It was a tough weekend with lots of digging and burying of water pipes across the farm. This is the start of works to improve the watering system for our livestock so they can be grazed in every part of the property in a more highly controlled way that will encourage better grazing and trampling of the grass that in turn feeds the microbes in the soil and therefore an overall increase in fertility.
I located the highest point on the farm and decided we would put holding tanks there to contain the water. Given that this is the highest point, we will be able to get water to every point of the property with gravity alone - A HUGE ADVANTAGE when it comes to animal grazing. We have a very large dam at the bottom of the hill and we will pump the water up to the holding tanks. Using some handy apps on my phone I was able to calculate the height of the tanks to the source of water - the pressure will be around 40 psi which essentially means we could even irrigate our pasture with this level of pressure; not the main aim of the operation, although a handy thing to keep up your sleeve when times get tough.

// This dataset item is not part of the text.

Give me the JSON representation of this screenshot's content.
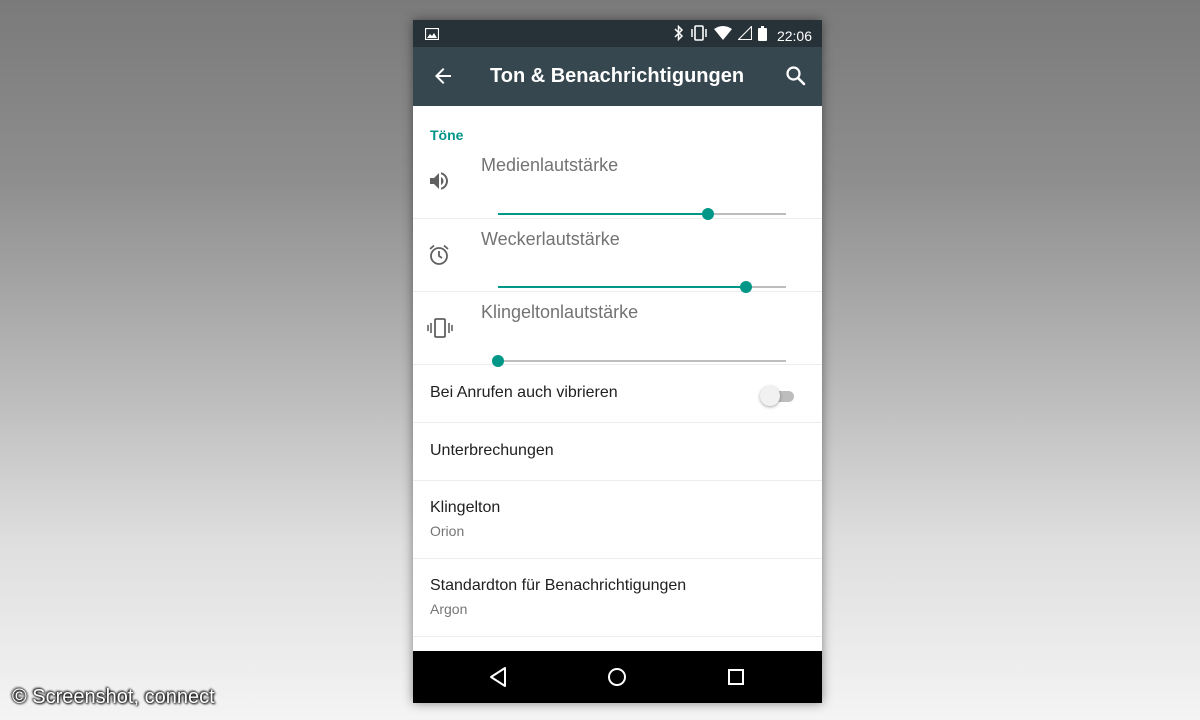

With my good mate John operating the trusty backhoe, we made a small level site for the tanks - I will be starting with 30,000 litres with room for another tank at a later stage if required.

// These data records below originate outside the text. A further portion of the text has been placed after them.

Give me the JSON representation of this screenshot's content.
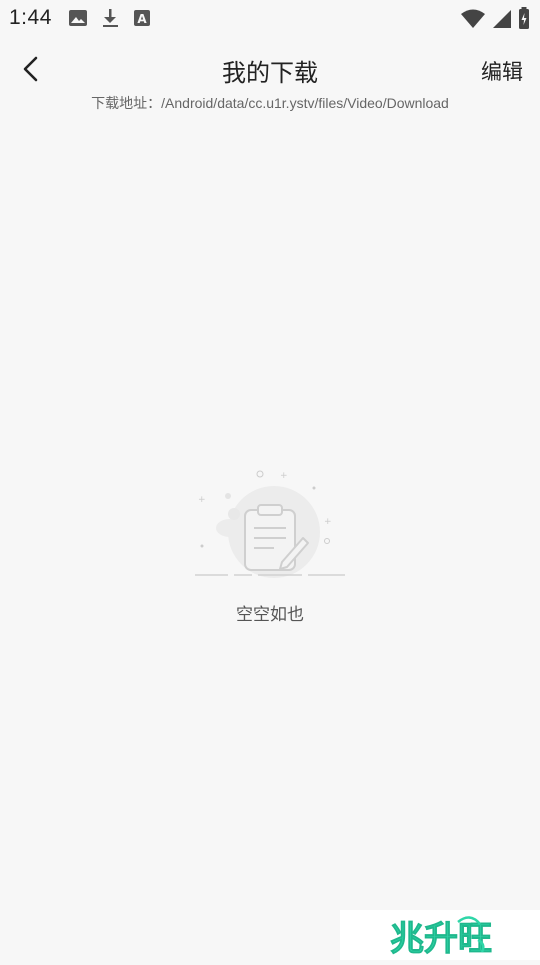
{
  "status_bar": {
    "time": "1:44",
    "left_icons": [
      "image-icon",
      "download-icon",
      "font-icon"
    ],
    "right_icons": [
      "wifi-icon",
      "signal-icon",
      "battery-icon"
    ]
  },
  "header": {
    "title": "我的下载",
    "edit_label": "编辑"
  },
  "download_path": {
    "label": "下载地址：",
    "value": "/Android/data/cc.u1r.ystv/files/Video/Download"
  },
  "empty_state": {
    "icon": "empty-clipboard-icon",
    "text": "空空如也"
  },
  "watermark": {
    "text": "兆升旺",
    "color": "#2fd6a8"
  }
}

It took a few hours to complete, but once finished it was very encouraging to see my plans on paper start to come alive. With the site now cut, we dug a trench to the dam below. This is where it got a bit tricky for me rolling the 2in pipe down the hill as the backhoe opened up a ditch for me. 100 meters of 2in poly pipe is VERY HEAVY to handle on your own and roll it downhill into a trench.
Once the pipe was rolled out the backhoe backfilled the trench and everything was complete for Phase 1. The next part will be the installation of the water tanks and pump - the final phase will be the water lines across the farm.
Even at this early stage I always feel a great sense of achievement when working on infrastructure around the farm. Its tangible, real, something you can touch and see and show people every time you pass it.
It's a good feeling.